THE TASK
Repeat the data below in full and exactly.

DATA FOR THE TASK
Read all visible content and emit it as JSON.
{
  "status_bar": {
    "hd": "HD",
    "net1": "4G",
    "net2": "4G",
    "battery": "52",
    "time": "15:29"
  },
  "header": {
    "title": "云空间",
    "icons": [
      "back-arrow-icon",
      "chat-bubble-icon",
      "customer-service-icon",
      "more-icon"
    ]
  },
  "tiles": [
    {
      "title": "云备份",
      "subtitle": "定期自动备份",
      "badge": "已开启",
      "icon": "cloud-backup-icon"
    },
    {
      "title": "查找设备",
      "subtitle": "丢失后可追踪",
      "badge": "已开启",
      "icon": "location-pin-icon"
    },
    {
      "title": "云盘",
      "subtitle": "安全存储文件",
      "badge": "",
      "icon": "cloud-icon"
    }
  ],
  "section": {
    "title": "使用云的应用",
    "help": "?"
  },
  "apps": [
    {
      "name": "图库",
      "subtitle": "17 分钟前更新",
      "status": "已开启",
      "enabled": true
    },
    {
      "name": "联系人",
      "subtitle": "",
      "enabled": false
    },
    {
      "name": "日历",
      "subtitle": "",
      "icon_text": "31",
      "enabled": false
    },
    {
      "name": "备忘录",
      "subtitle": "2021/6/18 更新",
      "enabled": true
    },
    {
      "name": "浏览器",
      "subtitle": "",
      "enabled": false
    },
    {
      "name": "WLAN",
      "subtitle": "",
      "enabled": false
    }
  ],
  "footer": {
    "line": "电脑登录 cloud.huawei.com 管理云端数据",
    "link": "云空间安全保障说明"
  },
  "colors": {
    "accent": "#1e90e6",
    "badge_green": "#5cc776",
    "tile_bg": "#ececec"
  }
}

ANSWER TO THIS PROBLEM
Read all visible content and emit it as JSON.
{
  "status_bar": {
    "hd": "HD",
    "net1": "4G",
    "net2": "4G",
    "battery": "52",
    "time": "15:29"
  },
  "header": {
    "title": "云空间",
    "icons": [
      "back-arrow-icon",
      "chat-bubble-icon",
      "customer-service-icon",
      "more-icon"
    ]
  },
  "tiles": [
    {
      "title": "云备份",
      "subtitle": "定期自动备份",
      "badge": "已开启",
      "icon": "cloud-backup-icon"
    },
    {
      "title": "查找设备",
      "subtitle": "丢失后可追踪",
      "badge": "已开启",
      "icon": "location-pin-icon"
    },
    {
      "title": "云盘",
      "subtitle": "安全存储文件",
      "badge": "",
      "icon": "cloud-icon"
    }
  ],
  "section": {
    "title": "使用云的应用",
    "help": "?"
  },
  "apps": [
    {
      "name": "图库",
      "subtitle": "17 分钟前更新",
      "status": "已开启",
      "enabled": true
    },
    {
      "name": "联系人",
      "subtitle": "",
      "enabled": false
    },
    {
      "name": "日历",
      "subtitle": "",
      "icon_text": "31",
      "enabled": false
    },
    {
      "name": "备忘录",
      "subtitle": "2021/6/18 更新",
      "enabled": true
    },
    {
      "name": "浏览器",
      "subtitle": "",
      "enabled": false
    },
    {
      "name": "WLAN",
      "subtitle": "",
      "enabled": false
    }
  ],
  "footer": {
    "line": "电脑登录 cloud.huawei.com 管理云端数据",
    "link": "云空间安全保障说明"
  },
  "colors": {
    "accent": "#1e90e6",
    "badge_green": "#5cc776",
    "tile_bg": "#ececec"
  }
}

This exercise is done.